Although the specific malware used in this attack is relatively new, Bitcoin theft is not. Since the cryptocurrency was created, malicious hackers have invented malware programs designed to rob Bitcoins from unsuspecting (and often unprotected) individuals. In 2014 alone, the U.S. tech security firm Dell Secureworks discovered approximately 80 different types of malware made specifically to procure Bitcoins.

How Bitcoin Stealing Malware Works

These programs work in several ways, and a fair amount of them can be operated by people with little to no experience in coding or programming. All they have to do is buy cheap, effective tools that can target vulnerable devices.

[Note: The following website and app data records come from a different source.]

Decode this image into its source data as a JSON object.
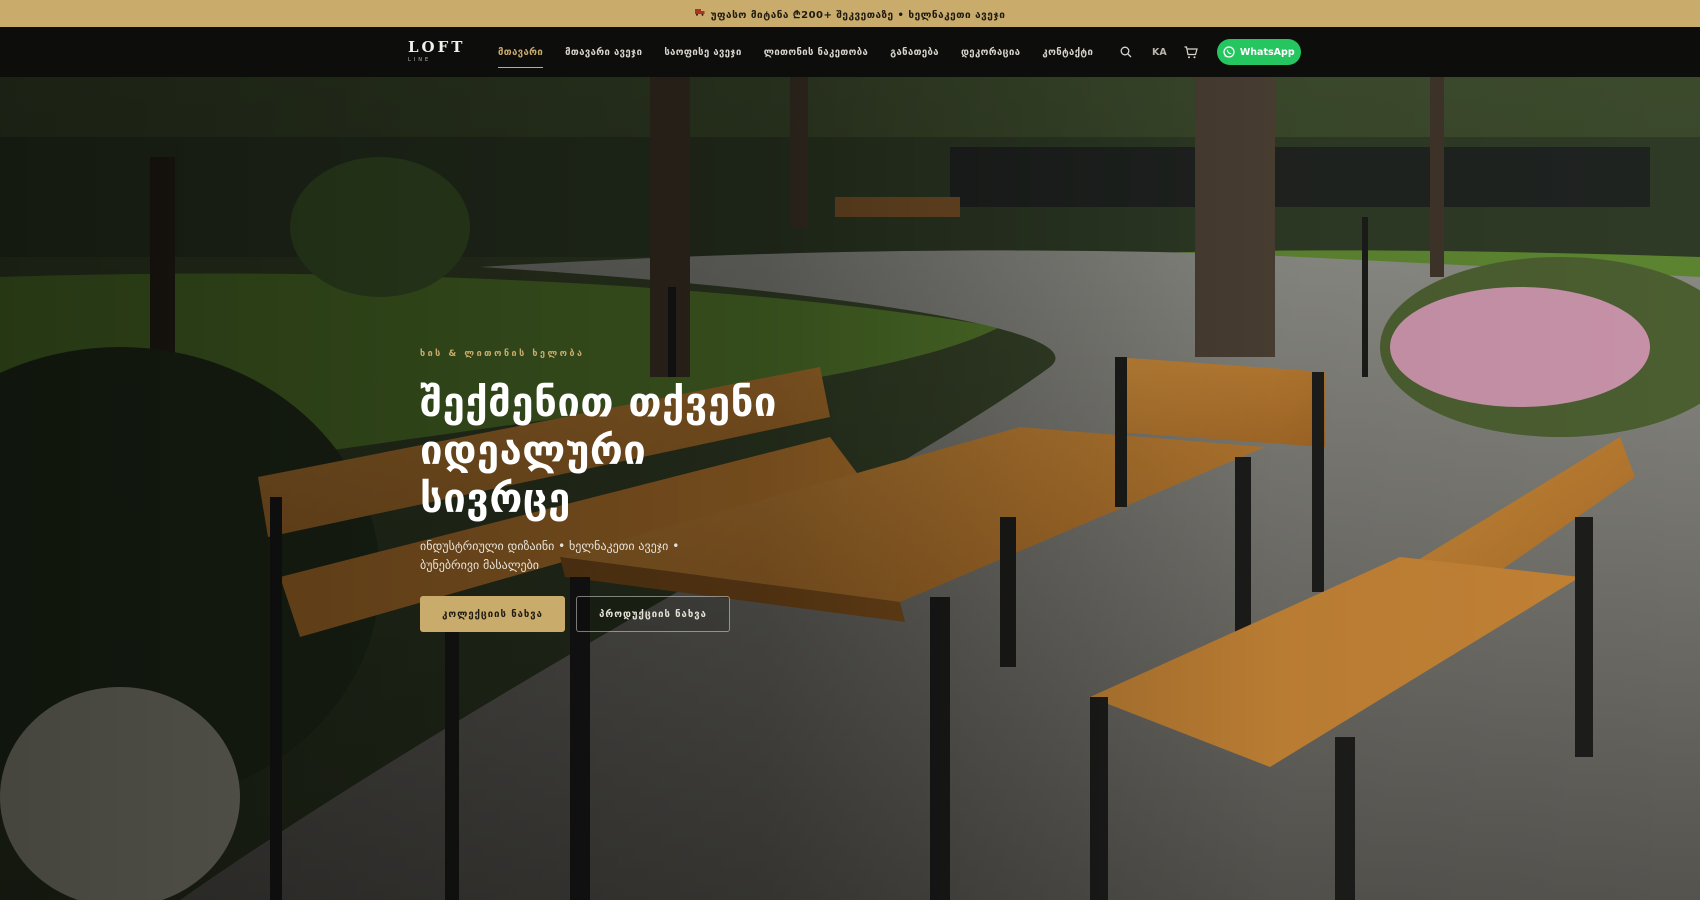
{
  "promo": {
    "truck_icon": "truck-icon",
    "text": "უფასო მიტანა ₾200+ შეკვეთაზე  •  ხელნაკეთი ავეჯი"
  },
  "nav": {
    "logo_main": "LOFT",
    "logo_sub": "LINE",
    "items": [
      {
        "label": "მთავარი",
        "active": true
      },
      {
        "label": "მთავარი ავეჯი"
      },
      {
        "label": "საოფისე ავეჯი"
      },
      {
        "label": "ლითონის ნაკეთობა"
      },
      {
        "label": "განათება"
      },
      {
        "label": "დეკორაცია"
      },
      {
        "label": "კონტაქტი"
      }
    ],
    "search_icon": "search-icon",
    "lang": "KA",
    "cart_icon": "cart-icon",
    "whatsapp_label": "WhatsApp"
  },
  "hero": {
    "kicker": "ხის & ლითონის ხელობა",
    "headline_lines": [
      "შექმენით თქვენი",
      "იდეალური",
      "სივრცე"
    ],
    "subline": "ინდუსტრიული დიზაინი • ხელნაკეთი ავეჯი • ბუნებრივი მასალები",
    "primary_button": "კოლექციის ნახვა",
    "secondary_button": "პროდუქციის ნახვა"
  },
  "colors": {
    "accent": "#c9ab6b",
    "nav_bg": "#0d0d0c",
    "whatsapp": "#25c65f"
  }
}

In the hacker underground, someone can purchase PredatorPain, a highly infectious piece of malware that functions as a file, and credential-stealing Trojan program, for about $144 BRL (or $44 USD). Another program, SovietMiner, is designed to steal wallet files, and force infected devices to mine Bitcoins.

More specifically, it adds transaction records to Bitcoin’s public ledger of past transactions for the hacker’s profit. The latter costs about $48.89 BRL ($15 USD) per month. With general wallet-stealing malware, the virus searches for wallet files stored on the victim’s computer, and subsequently uploads applicable files to a remote server, where the hacker can extract the keys from said files, and obtain coins by signing a transaction to transfer the money to their account.

Safety First

Malware programs can infiltrate computers in several ways, but the most common method is to bug USB drives. The malware hides folders and files on the USB, replaces them with shortcuts, and effectively controls the infection of other devices that connect to the USB port.

While all this information may seem daunting, you should know that it’s within your means to protect yourself from these data breaches, and online attacks. By installing PSafe Total on your Android phone, you give yourself everything you need to defend your device from this sort of infectious malware. Don’t hesitate, and do what you can to protect yourself today.